    morrison 082817SPRINGFIELD – A plan passed by State Senator Julie Morrison (D – Deerfield) that would end the practice of local government officials using vehicle allowances to boost their future pension payments was signed into law on Friday by the governor.

    “Taxpayers should not be expected to pay for an inflated pension for a mayor because they received a vehicle allowance,” Morrison said. “The practice of endlessly adding sweeteners to pension plans is one of the reasons so many pension funds are in poor fiscal health.”

    While is it is not uncommon for local governmental officials to have access to taxpayer-purchased vehicles or receive vehicle allowances for use in conducting city business, several suburban officials have the ability of using their vehicle allowance perk to boost their pension payments when they retire.

    Morrison’s new law, which was contained in Senate Bill 701, will exclude vehicle allowances from the definition of earnings, changing current Illinois law to prohibit the perk from increasing a future pension.
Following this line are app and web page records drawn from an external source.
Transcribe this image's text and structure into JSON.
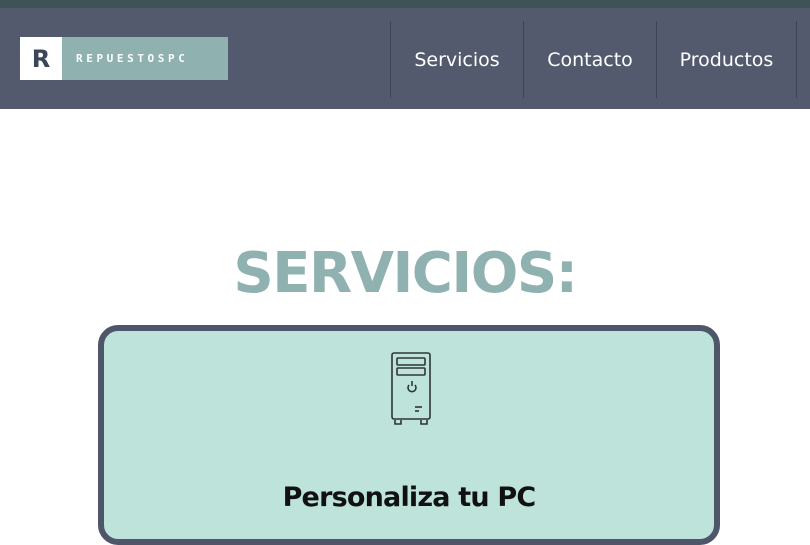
{
  "brand": {
    "logo_letter": "R",
    "logo_text": "REPUESTOSPC"
  },
  "nav": {
    "items": [
      {
        "label": "Servicios"
      },
      {
        "label": "Contacto"
      },
      {
        "label": "Productos"
      }
    ]
  },
  "main": {
    "title": "SERVICIOS:",
    "card": {
      "icon": "desktop-tower-icon",
      "title": "Personaliza tu PC"
    }
  },
  "colors": {
    "nav_background": "#535a6e",
    "accent": "#8fb1b0",
    "card_background": "#bde3db",
    "card_border": "#4f5669"
  }
}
    Senate Bill 701 passed the Senate without opposition in May and takes effect immediately.